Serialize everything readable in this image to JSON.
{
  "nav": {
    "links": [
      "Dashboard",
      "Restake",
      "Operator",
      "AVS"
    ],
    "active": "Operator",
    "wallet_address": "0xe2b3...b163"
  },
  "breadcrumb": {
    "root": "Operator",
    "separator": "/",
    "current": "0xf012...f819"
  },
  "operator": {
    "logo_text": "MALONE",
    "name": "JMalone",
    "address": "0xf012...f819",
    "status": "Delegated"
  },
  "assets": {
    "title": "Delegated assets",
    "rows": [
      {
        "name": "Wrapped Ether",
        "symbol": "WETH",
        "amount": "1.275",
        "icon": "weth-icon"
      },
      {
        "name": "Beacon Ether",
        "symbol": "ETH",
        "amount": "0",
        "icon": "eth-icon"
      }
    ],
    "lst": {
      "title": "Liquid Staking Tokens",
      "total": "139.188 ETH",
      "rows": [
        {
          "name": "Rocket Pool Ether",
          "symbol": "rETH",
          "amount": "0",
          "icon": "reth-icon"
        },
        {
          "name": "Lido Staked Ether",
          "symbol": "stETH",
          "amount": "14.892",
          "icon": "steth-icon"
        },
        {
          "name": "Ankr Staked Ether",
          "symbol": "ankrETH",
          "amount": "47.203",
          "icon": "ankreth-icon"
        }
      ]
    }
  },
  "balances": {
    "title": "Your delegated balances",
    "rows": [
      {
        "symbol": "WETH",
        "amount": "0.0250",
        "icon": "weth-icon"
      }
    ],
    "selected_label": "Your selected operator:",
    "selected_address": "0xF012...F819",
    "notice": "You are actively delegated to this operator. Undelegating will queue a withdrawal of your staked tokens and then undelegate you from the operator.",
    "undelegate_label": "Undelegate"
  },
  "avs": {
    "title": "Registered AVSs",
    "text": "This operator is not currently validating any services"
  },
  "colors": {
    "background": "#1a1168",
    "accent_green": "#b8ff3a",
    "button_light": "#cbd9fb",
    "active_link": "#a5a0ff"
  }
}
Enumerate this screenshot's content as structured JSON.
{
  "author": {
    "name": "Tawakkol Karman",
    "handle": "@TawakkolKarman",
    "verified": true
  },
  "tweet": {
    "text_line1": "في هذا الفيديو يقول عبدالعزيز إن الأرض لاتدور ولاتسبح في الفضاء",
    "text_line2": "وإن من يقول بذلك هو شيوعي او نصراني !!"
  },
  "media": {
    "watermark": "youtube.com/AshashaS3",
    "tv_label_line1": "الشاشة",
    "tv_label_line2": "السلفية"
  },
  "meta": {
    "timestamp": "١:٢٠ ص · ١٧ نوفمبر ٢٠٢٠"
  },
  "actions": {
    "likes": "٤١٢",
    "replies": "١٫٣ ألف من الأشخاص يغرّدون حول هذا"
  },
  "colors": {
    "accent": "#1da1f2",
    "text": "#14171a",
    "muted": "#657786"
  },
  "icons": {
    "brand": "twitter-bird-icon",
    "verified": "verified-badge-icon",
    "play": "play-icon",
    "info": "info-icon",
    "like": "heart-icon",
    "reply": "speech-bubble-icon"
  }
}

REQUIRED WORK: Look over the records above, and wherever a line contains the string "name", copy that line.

TASK SOLUTION:
    "name": "JMalone",
        "name": "Wrapped Ether",
        "name": "Beacon Ether",
          "name": "Rocket Pool Ether",
          "name": "Lido Staked Ether",
          "name": "Ankr Staked Ether",
    "name": "Tawakkol Karman",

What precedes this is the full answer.